Start of Data records

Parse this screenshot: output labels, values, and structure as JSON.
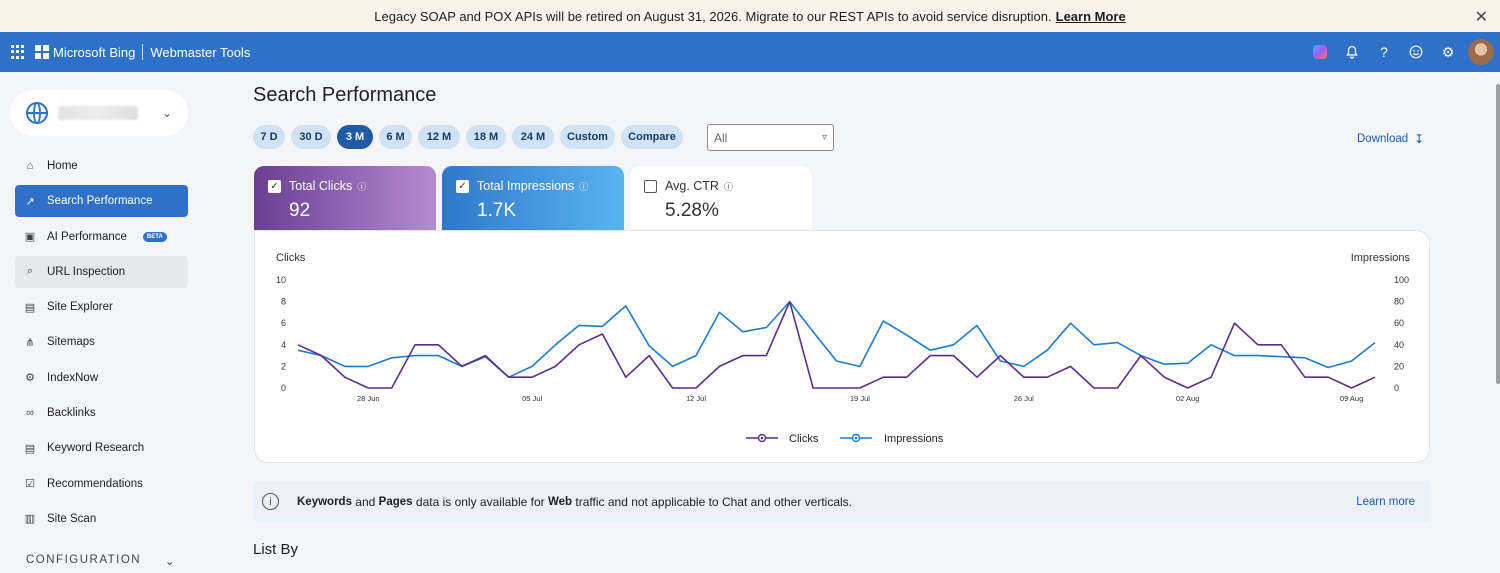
{
  "banner": {
    "message": "Legacy SOAP and POX APIs will be retired on August 31, 2026. Migrate to our REST APIs to avoid service disruption.",
    "link_label": "Learn More",
    "close_icon": "close-icon"
  },
  "topbar": {
    "brand": "Microsoft Bing",
    "product": "Webmaster Tools",
    "icons": [
      "copilot-icon",
      "bell-icon",
      "help-icon",
      "smiley-icon",
      "gear-icon",
      "avatar"
    ]
  },
  "sidebar": {
    "items": [
      {
        "label": "Home",
        "icon": "home-icon"
      },
      {
        "label": "Search Performance",
        "icon": "trend-icon",
        "active": true
      },
      {
        "label": "AI Performance",
        "icon": "ai-icon",
        "badge": "BETA"
      },
      {
        "label": "URL Inspection",
        "icon": "search-icon",
        "hover": true
      },
      {
        "label": "Site Explorer",
        "icon": "document-icon"
      },
      {
        "label": "Sitemaps",
        "icon": "sitemap-icon"
      },
      {
        "label": "IndexNow",
        "icon": "gear-icon"
      },
      {
        "label": "Backlinks",
        "icon": "link-icon"
      },
      {
        "label": "Keyword Research",
        "icon": "document-icon"
      },
      {
        "label": "Recommendations",
        "icon": "checklist-icon"
      },
      {
        "label": "Site Scan",
        "icon": "scan-icon"
      }
    ],
    "section": "CONFIGURATION"
  },
  "main": {
    "title": "Search Performance",
    "ranges": [
      "7 D",
      "30 D",
      "3 M",
      "6 M",
      "12 M",
      "18 M",
      "24 M",
      "Custom",
      "Compare"
    ],
    "selected_range": "3 M",
    "filter_value": "All",
    "download_label": "Download",
    "metrics": [
      {
        "label": "Total Clicks",
        "value": "92",
        "checked": true
      },
      {
        "label": "Total Impressions",
        "value": "1.7K",
        "checked": true
      },
      {
        "label": "Avg. CTR",
        "value": "5.28%",
        "checked": false
      }
    ],
    "notice": {
      "bold1": "Keywords",
      "text1": " and ",
      "bold2": "Pages",
      "text2": " data is only available for ",
      "bold3": "Web",
      "text3": " traffic and not applicable to Chat and other verticals.",
      "link": "Learn more"
    },
    "list_by": "List By"
  },
  "colors": {
    "accent": "#2f71c8",
    "clicks": "#5b2d87",
    "impressions": "#1f7bd0"
  },
  "chart_data": {
    "type": "line",
    "ylabel_left": "Clicks",
    "ylabel_right": "Impressions",
    "y_left_ticks": [
      "10",
      "8",
      "6",
      "4",
      "2",
      "0"
    ],
    "y_right_ticks": [
      "100",
      "80",
      "60",
      "40",
      "20",
      "0"
    ],
    "ylim_left": [
      0,
      10
    ],
    "ylim_right": [
      0,
      100
    ],
    "x_tick_labels": [
      "28 Jun",
      "05 Jul",
      "12 Jul",
      "19 Jul",
      "26 Jul",
      "02 Aug",
      "09 Aug"
    ],
    "x_tick_index": [
      3,
      10,
      17,
      24,
      31,
      38,
      45
    ],
    "legend_position": "bottom",
    "series": [
      {
        "name": "Clicks",
        "axis": "left",
        "color": "#5b2d87",
        "values": [
          4,
          3,
          1,
          0,
          0,
          4,
          4,
          2,
          3,
          1,
          1,
          2,
          4,
          5,
          1,
          3,
          0,
          0,
          2,
          3,
          3,
          8,
          0,
          0,
          0,
          1,
          1,
          3,
          3,
          1,
          3,
          1,
          1,
          2,
          0,
          0,
          3,
          1,
          0,
          1,
          6,
          4,
          4,
          1,
          1,
          0,
          1
        ]
      },
      {
        "name": "Impressions",
        "axis": "right",
        "color": "#1f7bd0",
        "values": [
          35,
          30,
          20,
          20,
          28,
          30,
          30,
          20,
          29,
          10,
          20,
          40,
          58,
          57,
          76,
          39,
          20,
          30,
          70,
          52,
          56,
          80,
          52,
          25,
          20,
          62,
          49,
          35,
          40,
          58,
          25,
          20,
          35,
          60,
          40,
          42,
          30,
          22,
          23,
          40,
          30,
          30,
          29,
          28,
          19,
          25,
          42
        ]
      }
    ]
  }
}
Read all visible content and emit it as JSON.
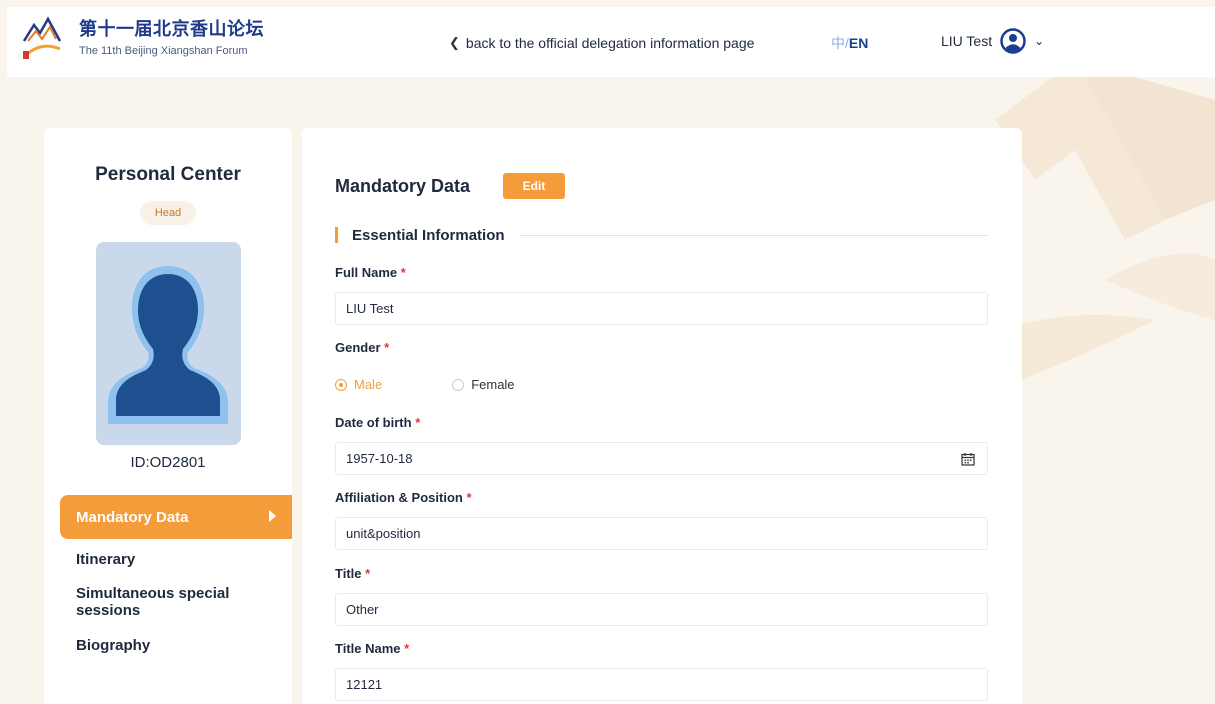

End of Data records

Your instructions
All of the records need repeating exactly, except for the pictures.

Result of this task
Parse this screenshot: output labels, values, and structure as JSON.
{
  "banner": {
    "message": "Legacy SOAP and POX APIs will be retired on August 31, 2026. Migrate to our REST APIs to avoid service disruption.",
    "link_label": "Learn More",
    "close_icon": "close-icon"
  },
  "topbar": {
    "brand": "Microsoft Bing",
    "product": "Webmaster Tools",
    "icons": [
      "copilot-icon",
      "bell-icon",
      "help-icon",
      "smiley-icon",
      "gear-icon",
      "avatar"
    ]
  },
  "sidebar": {
    "items": [
      {
        "label": "Home",
        "icon": "home-icon"
      },
      {
        "label": "Search Performance",
        "icon": "trend-icon",
        "active": true
      },
      {
        "label": "AI Performance",
        "icon": "ai-icon",
        "badge": "BETA"
      },
      {
        "label": "URL Inspection",
        "icon": "search-icon",
        "hover": true
      },
      {
        "label": "Site Explorer",
        "icon": "document-icon"
      },
      {
        "label": "Sitemaps",
        "icon": "sitemap-icon"
      },
      {
        "label": "IndexNow",
        "icon": "gear-icon"
      },
      {
        "label": "Backlinks",
        "icon": "link-icon"
      },
      {
        "label": "Keyword Research",
        "icon": "document-icon"
      },
      {
        "label": "Recommendations",
        "icon": "checklist-icon"
      },
      {
        "label": "Site Scan",
        "icon": "scan-icon"
      }
    ],
    "section": "CONFIGURATION"
  },
  "main": {
    "title": "Search Performance",
    "ranges": [
      "7 D",
      "30 D",
      "3 M",
      "6 M",
      "12 M",
      "18 M",
      "24 M",
      "Custom",
      "Compare"
    ],
    "selected_range": "3 M",
    "filter_value": "All",
    "download_label": "Download",
    "metrics": [
      {
        "label": "Total Clicks",
        "value": "92",
        "checked": true
      },
      {
        "label": "Total Impressions",
        "value": "1.7K",
        "checked": true
      },
      {
        "label": "Avg. CTR",
        "value": "5.28%",
        "checked": false
      }
    ],
    "notice": {
      "bold1": "Keywords",
      "text1": " and ",
      "bold2": "Pages",
      "text2": " data is only available for ",
      "bold3": "Web",
      "text3": " traffic and not applicable to Chat and other verticals.",
      "link": "Learn more"
    },
    "list_by": "List By"
  },
  "colors": {
    "accent": "#2f71c8",
    "clicks": "#5b2d87",
    "impressions": "#1f7bd0"
  },
  "chart_data": {
    "type": "line",
    "ylabel_left": "Clicks",
    "ylabel_right": "Impressions",
    "y_left_ticks": [
      "10",
      "8",
      "6",
      "4",
      "2",
      "0"
    ],
    "y_right_ticks": [
      "100",
      "80",
      "60",
      "40",
      "20",
      "0"
    ],
    "ylim_left": [
      0,
      10
    ],
    "ylim_right": [
      0,
      100
    ],
    "x_tick_labels": [
      "28 Jun",
      "05 Jul",
      "12 Jul",
      "19 Jul",
      "26 Jul",
      "02 Aug",
      "09 Aug"
    ],
    "x_tick_index": [
      3,
      10,
      17,
      24,
      31,
      38,
      45
    ],
    "legend_position": "bottom",
    "series": [
      {
        "name": "Clicks",
        "axis": "left",
        "color": "#5b2d87",
        "values": [
          4,
          3,
          1,
          0,
          0,
          4,
          4,
          2,
          3,
          1,
          1,
          2,
          4,
          5,
          1,
          3,
          0,
          0,
          2,
          3,
          3,
          8,
          0,
          0,
          0,
          1,
          1,
          3,
          3,
          1,
          3,
          1,
          1,
          2,
          0,
          0,
          3,
          1,
          0,
          1,
          6,
          4,
          4,
          1,
          1,
          0,
          1
        ]
      },
      {
        "name": "Impressions",
        "axis": "right",
        "color": "#1f7bd0",
        "values": [
          35,
          30,
          20,
          20,
          28,
          30,
          30,
          20,
          29,
          10,
          20,
          40,
          58,
          57,
          76,
          39,
          20,
          30,
          70,
          52,
          56,
          80,
          52,
          25,
          20,
          62,
          49,
          35,
          40,
          58,
          25,
          20,
          35,
          60,
          40,
          42,
          30,
          22,
          23,
          40,
          30,
          30,
          29,
          28,
          19,
          25,
          42
        ]
      }
    ]
  }
}
Read all visible content and emit it as JSON.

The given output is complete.